**What you need to do:** Whenever the word "pady" shows up in a line of the data, copy that line.

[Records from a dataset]
----------------

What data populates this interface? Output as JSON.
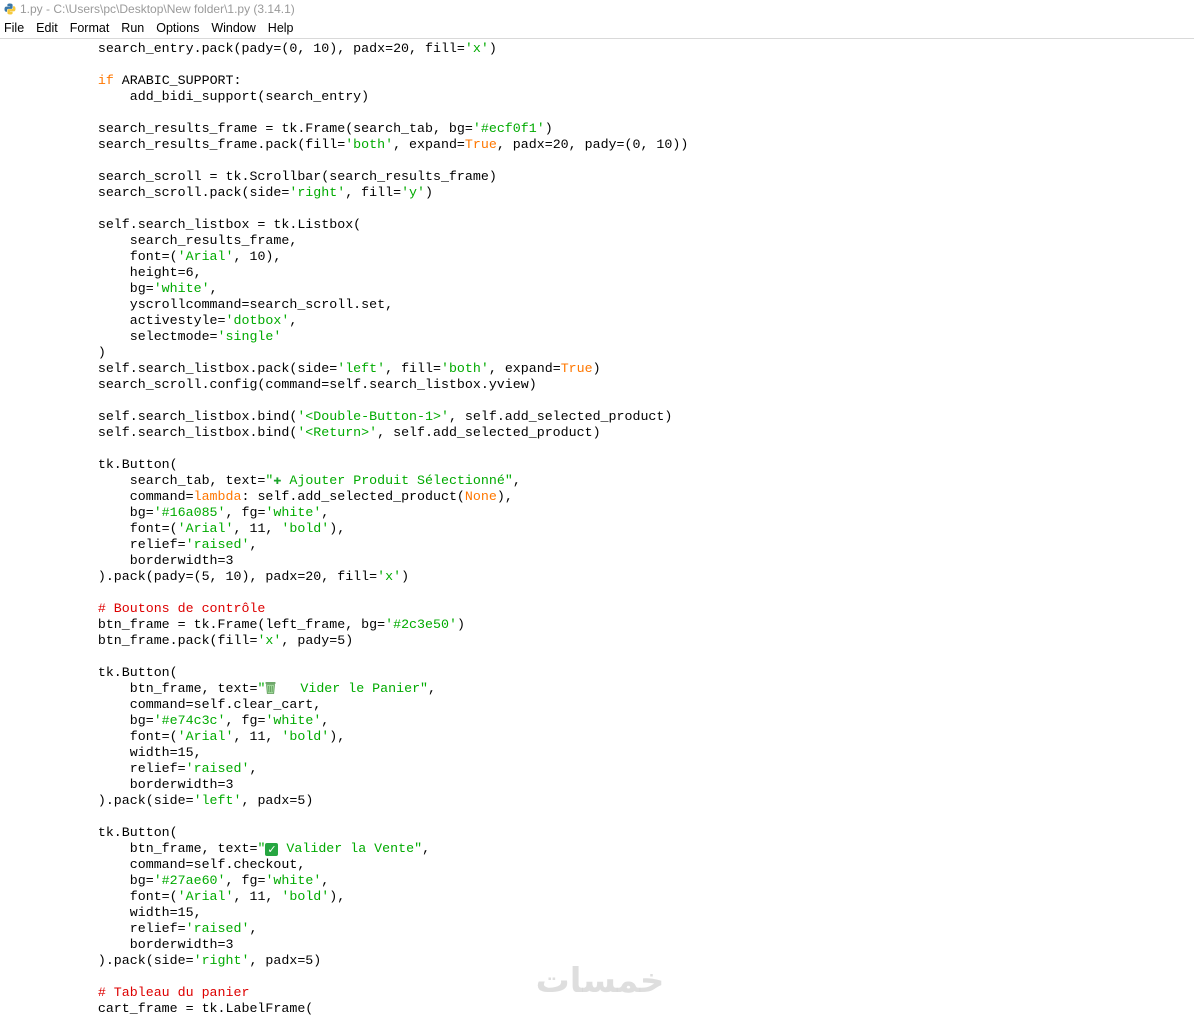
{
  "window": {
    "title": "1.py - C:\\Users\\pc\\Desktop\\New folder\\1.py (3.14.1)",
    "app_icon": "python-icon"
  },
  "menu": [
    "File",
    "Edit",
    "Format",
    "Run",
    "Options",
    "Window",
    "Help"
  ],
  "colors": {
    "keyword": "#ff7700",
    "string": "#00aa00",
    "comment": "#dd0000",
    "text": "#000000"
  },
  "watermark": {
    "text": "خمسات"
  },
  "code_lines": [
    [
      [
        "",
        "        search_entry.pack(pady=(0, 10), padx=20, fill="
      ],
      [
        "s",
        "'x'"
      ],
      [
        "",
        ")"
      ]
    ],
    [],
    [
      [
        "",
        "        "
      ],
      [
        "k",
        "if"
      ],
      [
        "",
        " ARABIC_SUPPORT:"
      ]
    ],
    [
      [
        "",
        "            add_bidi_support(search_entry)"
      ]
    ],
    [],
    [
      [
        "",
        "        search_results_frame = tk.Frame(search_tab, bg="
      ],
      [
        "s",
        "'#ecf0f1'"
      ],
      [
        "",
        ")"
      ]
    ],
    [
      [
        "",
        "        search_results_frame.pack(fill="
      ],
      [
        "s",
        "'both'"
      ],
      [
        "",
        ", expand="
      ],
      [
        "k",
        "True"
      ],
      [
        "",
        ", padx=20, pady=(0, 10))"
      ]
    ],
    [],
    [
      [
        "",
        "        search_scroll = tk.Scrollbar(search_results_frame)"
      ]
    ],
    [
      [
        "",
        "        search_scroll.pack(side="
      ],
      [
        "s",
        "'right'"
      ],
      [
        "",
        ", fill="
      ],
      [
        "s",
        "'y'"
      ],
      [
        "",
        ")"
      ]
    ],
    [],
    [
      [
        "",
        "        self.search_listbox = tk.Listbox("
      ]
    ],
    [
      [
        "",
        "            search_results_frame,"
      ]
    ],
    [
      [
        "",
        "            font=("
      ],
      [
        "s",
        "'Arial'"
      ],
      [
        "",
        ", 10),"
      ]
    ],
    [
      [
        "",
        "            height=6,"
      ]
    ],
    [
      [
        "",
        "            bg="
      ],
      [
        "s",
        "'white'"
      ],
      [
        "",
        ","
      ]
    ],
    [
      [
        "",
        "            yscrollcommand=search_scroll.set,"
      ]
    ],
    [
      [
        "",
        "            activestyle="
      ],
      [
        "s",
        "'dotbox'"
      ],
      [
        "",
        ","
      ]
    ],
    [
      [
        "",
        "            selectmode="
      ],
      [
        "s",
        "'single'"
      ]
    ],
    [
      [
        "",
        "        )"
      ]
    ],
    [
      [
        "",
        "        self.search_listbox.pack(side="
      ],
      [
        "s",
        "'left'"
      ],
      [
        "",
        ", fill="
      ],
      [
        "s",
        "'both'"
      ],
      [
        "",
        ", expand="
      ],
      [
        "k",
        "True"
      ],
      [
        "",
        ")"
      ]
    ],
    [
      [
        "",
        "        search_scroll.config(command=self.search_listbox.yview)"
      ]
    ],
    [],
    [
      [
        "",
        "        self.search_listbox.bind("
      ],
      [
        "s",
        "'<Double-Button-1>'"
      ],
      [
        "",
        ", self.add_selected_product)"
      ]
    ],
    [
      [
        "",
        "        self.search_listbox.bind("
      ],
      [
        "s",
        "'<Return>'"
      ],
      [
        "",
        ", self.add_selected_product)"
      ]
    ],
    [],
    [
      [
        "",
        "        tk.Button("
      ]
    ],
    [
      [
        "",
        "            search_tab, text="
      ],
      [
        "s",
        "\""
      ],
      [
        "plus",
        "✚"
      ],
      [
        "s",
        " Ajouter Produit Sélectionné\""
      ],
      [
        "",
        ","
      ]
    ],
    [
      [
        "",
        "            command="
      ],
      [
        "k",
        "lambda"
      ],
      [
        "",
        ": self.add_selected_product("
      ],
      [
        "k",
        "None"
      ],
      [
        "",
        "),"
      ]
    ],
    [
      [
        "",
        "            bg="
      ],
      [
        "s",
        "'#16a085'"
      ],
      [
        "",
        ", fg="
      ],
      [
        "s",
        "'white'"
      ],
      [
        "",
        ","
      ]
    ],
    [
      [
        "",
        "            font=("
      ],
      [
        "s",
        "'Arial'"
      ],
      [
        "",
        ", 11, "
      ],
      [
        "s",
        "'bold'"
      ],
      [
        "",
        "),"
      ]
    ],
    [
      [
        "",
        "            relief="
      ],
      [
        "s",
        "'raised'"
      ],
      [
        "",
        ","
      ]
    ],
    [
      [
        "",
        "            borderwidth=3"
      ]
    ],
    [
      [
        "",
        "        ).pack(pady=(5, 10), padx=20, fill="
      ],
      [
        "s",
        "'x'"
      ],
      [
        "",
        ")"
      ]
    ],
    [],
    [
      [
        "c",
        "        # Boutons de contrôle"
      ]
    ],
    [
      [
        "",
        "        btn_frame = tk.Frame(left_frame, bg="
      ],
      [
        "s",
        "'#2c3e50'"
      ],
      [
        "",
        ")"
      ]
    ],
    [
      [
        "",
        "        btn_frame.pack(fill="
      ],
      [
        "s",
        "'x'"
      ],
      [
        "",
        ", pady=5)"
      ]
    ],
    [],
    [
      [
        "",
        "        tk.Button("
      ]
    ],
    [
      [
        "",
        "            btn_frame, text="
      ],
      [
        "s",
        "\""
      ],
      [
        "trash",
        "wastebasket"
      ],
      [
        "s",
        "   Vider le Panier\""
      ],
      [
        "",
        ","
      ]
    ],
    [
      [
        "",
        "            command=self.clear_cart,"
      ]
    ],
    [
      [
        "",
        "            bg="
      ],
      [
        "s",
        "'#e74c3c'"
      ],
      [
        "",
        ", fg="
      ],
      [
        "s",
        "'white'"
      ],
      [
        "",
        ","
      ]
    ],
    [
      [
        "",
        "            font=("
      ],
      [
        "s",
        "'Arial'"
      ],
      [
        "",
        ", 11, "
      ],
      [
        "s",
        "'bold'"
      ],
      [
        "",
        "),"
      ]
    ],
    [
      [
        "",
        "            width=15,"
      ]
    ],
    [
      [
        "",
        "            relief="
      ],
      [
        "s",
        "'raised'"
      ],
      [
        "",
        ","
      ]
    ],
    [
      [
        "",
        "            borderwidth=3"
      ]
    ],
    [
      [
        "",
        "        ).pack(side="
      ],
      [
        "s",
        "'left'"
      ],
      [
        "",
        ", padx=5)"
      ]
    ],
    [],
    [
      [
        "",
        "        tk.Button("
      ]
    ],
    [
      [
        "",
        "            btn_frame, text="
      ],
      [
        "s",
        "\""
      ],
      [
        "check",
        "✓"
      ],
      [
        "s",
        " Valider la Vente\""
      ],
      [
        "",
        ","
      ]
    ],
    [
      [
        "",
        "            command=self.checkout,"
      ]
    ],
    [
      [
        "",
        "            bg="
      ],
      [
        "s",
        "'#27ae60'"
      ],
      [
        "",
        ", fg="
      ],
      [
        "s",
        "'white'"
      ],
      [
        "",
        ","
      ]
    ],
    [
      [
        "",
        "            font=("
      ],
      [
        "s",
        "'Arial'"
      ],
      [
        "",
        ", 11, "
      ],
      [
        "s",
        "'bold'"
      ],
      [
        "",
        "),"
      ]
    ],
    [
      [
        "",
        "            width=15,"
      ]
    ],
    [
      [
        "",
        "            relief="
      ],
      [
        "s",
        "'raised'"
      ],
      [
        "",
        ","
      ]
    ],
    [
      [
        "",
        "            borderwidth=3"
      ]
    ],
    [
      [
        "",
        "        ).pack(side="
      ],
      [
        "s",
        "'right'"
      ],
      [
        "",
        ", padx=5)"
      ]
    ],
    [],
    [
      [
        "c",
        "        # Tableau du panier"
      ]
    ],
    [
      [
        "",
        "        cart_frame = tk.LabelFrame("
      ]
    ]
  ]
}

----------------

**Answer for the task:**
        "        search_entry.pack(pady=(0, 10), padx=20, fill="
        ", padx=20, pady=(0, 10))"
        "        ).pack(pady=(5, 10), padx=20, fill="
        ", pady=5)"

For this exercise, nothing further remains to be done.